This morning we had a story in the paper by Lynn Bonner about Senate Majority Leader Phil Berger's plan to overhaul K-12 education. It occured to me that many folks might wonder why a state senator is involved in figuring out how to make sure kids are reading at grade level, and whether they should get promoted or, as we used to say, left back.
The fact is that public education has many masters, from the state legislature, to the State Board of Education and the state superintendent of public instruction. Don't forget the federal Department of Education, which sees the instruction of youngsters as crucial to our global economic and military competitiveness, and thus sees local education as a matter for Washington. Somewhere in there are the local school boards and superindentents. These are the folks that most citizens at the local level hold accountable for the performance of their kids' schools, but as you can see, it's not that simple.
The General Assembly got very involved in setting education policy during the Great Depression, when many localities were flat broke and unable to pay for decent schools. Today, the state pays for 60 percent of education spending. Public school spending makes up 40 percent of the state budget. So according to the Golden Rule ("He who has the gold, makes the rules"), the legislature feels entitled to get deep into how schools are run because it sends $7.4 billion to the districts annually. So you had the legislature last year getting into how many teacher assistants schools should have.
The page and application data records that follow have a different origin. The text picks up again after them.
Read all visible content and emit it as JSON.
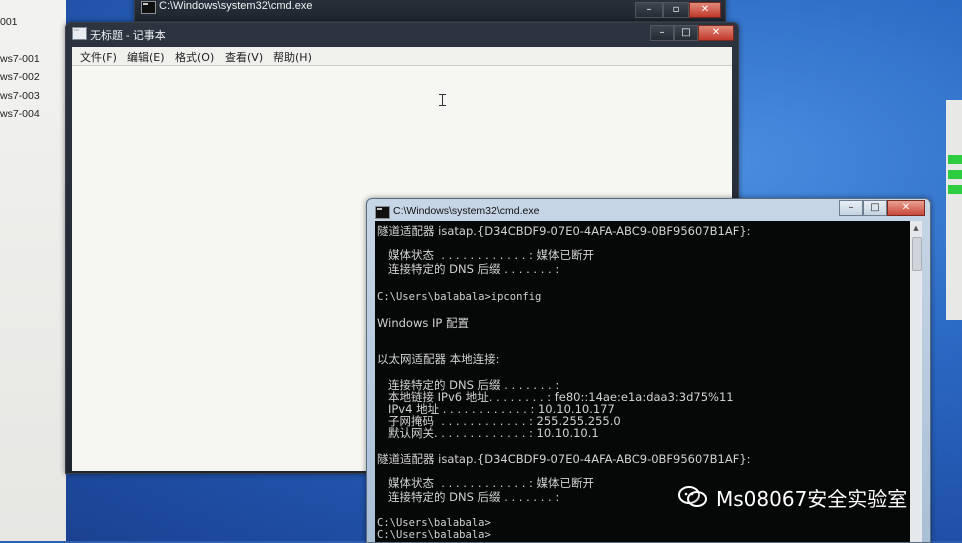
{
  "desktop": {
    "labels": [
      "001",
      "ws7-001",
      "ws7-002",
      "ws7-003",
      "ws7-004"
    ]
  },
  "bg_cmd": {
    "title": "C:\\Windows\\system32\\cmd.exe"
  },
  "notepad": {
    "title": "无标题 - 记事本",
    "menu": [
      "文件(F)",
      "编辑(E)",
      "格式(O)",
      "查看(V)",
      "帮助(H)"
    ],
    "content": ""
  },
  "cmd": {
    "title": "C:\\Windows\\system32\\cmd.exe",
    "lines": [
      "隧道适配器 isatap.{D34CBDF9-07E0-4AFA-ABC9-0BF95607B1AF}:",
      "   媒体状态  . . . . . . . . . . . . : 媒体已断开",
      "   连接特定的 DNS 后缀 . . . . . . . :",
      "C:\\Users\\balabala>ipconfig",
      "Windows IP 配置",
      "以太网适配器 本地连接:",
      "   连接特定的 DNS 后缀 . . . . . . . :",
      "   本地链接 IPv6 地址. . . . . . . . : fe80::14ae:e1a:daa3:3d75%11",
      "   IPv4 地址 . . . . . . . . . . . . : 10.10.10.177",
      "   子网掩码  . . . . . . . . . . . . : 255.255.255.0",
      "   默认网关. . . . . . . . . . . . . : 10.10.10.1",
      "隧道适配器 isatap.{D34CBDF9-07E0-4AFA-ABC9-0BF95607B1AF}:",
      "   媒体状态  . . . . . . . . . . . . : 媒体已断开",
      "   连接特定的 DNS 后缀 . . . . . . . :",
      "C:\\Users\\balabala>",
      "C:\\Users\\balabala>"
    ]
  },
  "watermark": {
    "text": "Ms08067安全实验室",
    "icon": "wechat-icon"
  },
  "colors": {
    "console_bg": "#060707",
    "console_fg": "#d2d2d2",
    "desktop": "#2b69c4"
  }
}
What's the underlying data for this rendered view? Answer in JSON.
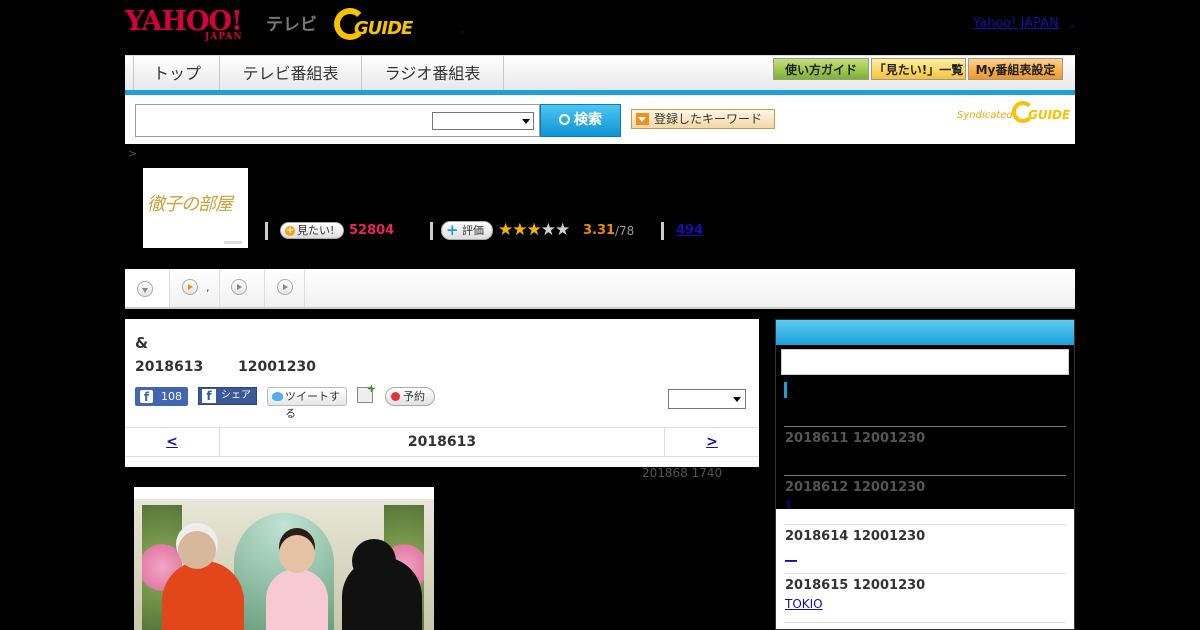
{
  "header": {
    "logo_text": "YAHOO!",
    "logo_sub": "JAPAN",
    "tv_label": "テレビ",
    "gguide_text": "GUIDE",
    "dot_link": ",",
    "yahoo_japan_link": "Yahoo! JAPAN",
    "yahoo_japan_link2": ","
  },
  "nav": {
    "tabs": [
      {
        "label": "トップ"
      },
      {
        "label": "テレビ番組表"
      },
      {
        "label": "ラジオ番組表"
      }
    ],
    "buttons": [
      {
        "label": "使い方ガイド",
        "color": "#7db32f"
      },
      {
        "label": "「見たい!」一覧",
        "color": "#f6c339"
      },
      {
        "label": "My番組表設定",
        "color": "#f29722"
      }
    ],
    "accent_color": "#1ba0d8"
  },
  "search": {
    "input_value": "",
    "select_value": "",
    "button_label": "検索",
    "keyword_button_label": "登録したキーワード",
    "syndicated_label": "Syndicated",
    "syndicated_logo": "GUIDE"
  },
  "breadcrumb": ">",
  "program": {
    "thumbnail_title": "徹子の部屋",
    "mitai_label": "見たい!",
    "mitai_count": "52804",
    "hyoka_label": "評価",
    "stars": {
      "filled": 3,
      "total": 5
    },
    "rating": "3.31",
    "rating_count": "/78",
    "comments_count": "494"
  },
  "subtabs": [
    {
      "icon": "down-arrow-icon"
    },
    {
      "icon": "play-icon",
      "label": ","
    },
    {
      "icon": "play-icon"
    },
    {
      "icon": "play-icon"
    }
  ],
  "episode": {
    "title": "&",
    "date": "2018613",
    "time": "12001230",
    "fb_like_count": "108",
    "fb_share_label": "シェア",
    "tweet_label": "ツイートする",
    "yoyaku_label": "予約",
    "select_value": "",
    "nav": {
      "prev": "<",
      "current": "2018613",
      "next": ">"
    },
    "updated": "201868  1740"
  },
  "sidebar": {
    "items": [
      {
        "date": "2018611  12001230",
        "link": ""
      },
      {
        "date": "2018612  12001230",
        "link": "1"
      },
      {
        "date": "2018614  12001230",
        "link": "__"
      },
      {
        "date": "2018615  12001230",
        "link": "TOKIO"
      }
    ]
  }
}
There are some who believe that K-12 education would be better off if all decisions were made at the local level, along with the mechanisms for funding them. Every school district would be free to experiment with their own curricula. They could test or not test, decide how many days kids should be in school, and set their own requirements for teacher credentials. Heck, they could decide whether or not they wanted to have public schools, or just let the private sector provide.
To do that, there would have to be a fundamental shift in public finance. The states would have to give back a big chunk of their taxing power - i.e., the income tax and sales tax - because the locals would need more than property taxes to pick up the slack.
It sure would be interesting. A certain amount of the current system involves sending tax dollars to Raleigh and Washington where bureaucrats and politicians then redistribute them back down to the counties without, it could be argued, adding a significant amount of value in the process, but certainly adding a lot of rules and regulations about how the classroom teacher should teach.
It is entirely understandable that Phil Berger feels an obligation to get deeply involved in how the classrooms should operate and casts a skeptical eye on the way education has been run so far, because, for now, he and his colleagues in the legislature are having to pick up most of the tab. Maybe it would be a good idea to revisit this 80-year-old system, but until that happens, you're going to have the legislature as a super school board.